It was a pretty uneventful day other than Mark's flat tire and we rode for a good portion along the Pacific coast (what we could see of it). Around the 33 mile mark we rode up and over Humbug Mountain. Bah Humbug I say! This mountain don't scare me none. I "crushed" the climb. OK, I didn't crush it, but I did make it safely over, even going through a construction zone. Here is a video of me riding on Mt Humbug:
As you can see, I'm not having a good time at all.
We are staying in a pretty cool "old school" motel a short walk from the beach. It's the kind of place you've driven by a hundred times and more than likely said, not stayin' there, ever. But the room we're in is really cozy and is quite nice, plus it has a view of the sand dunes and the ocean. A couple of riders walked down to the water and went swimming. The water was no more than 55 degrees. Too cold for me, the only people I know brave enough to go in water that cold is Benji Lipson and the Vancer. We have an 81 year old man named Herb doing this ride and he went in the ocean. As he walked to the beach, one of the other riders said "break out the CPR paddles". If Herb weighs 140 pounds soaking wet it's a lot but he went in and said it was wonderful. Go figure, maybe that's what keeps him young, that or all the red wine we're told he has in his room. He keeps offering me some, but I'd have to bring my own paper cup.
|Mark Koltz took this picture of Herb frolicking in the surf. |
That's Leo standing by ready to offer CPR.
Anyway, the reason we saw Herb walking to the beach is that we were attending the flat tire clinic led by tour leader Mike. Holy cow, Mike is amazing at both changing a flat and showing us how it's done. Then after that, I had another "bail-out" gear added to my bike to make the climbing (which is f-ing tough for me) a bit easier. We'll test it on the road tomorrow.

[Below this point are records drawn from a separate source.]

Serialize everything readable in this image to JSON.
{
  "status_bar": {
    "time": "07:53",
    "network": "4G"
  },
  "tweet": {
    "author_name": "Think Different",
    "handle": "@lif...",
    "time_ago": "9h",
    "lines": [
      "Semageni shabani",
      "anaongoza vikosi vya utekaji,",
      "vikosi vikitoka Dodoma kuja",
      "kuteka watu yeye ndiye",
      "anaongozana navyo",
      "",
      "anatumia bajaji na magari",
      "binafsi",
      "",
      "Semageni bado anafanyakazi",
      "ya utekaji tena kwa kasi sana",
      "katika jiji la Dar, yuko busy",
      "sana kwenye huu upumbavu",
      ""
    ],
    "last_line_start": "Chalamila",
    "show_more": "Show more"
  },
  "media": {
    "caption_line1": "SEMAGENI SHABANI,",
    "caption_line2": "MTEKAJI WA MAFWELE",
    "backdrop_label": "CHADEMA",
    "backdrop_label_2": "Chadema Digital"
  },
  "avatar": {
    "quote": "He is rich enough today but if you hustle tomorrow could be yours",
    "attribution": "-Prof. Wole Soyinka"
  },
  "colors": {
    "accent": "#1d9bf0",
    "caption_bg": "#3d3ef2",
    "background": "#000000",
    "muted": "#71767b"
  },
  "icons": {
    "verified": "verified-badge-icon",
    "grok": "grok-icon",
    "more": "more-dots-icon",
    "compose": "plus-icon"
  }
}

Tomorrow we leave Oregon and cross over into California. I sure hope it warms up a bit soon. We ride 60 miles to get to Crescent City California and our day off on Saturday!!! Massages for Mark and I and a manicure for me. Yeah. My legs and bottom need a rest too. Any by the way, my ring finger on my left hand is still numb. Hello shopping in San Francisco!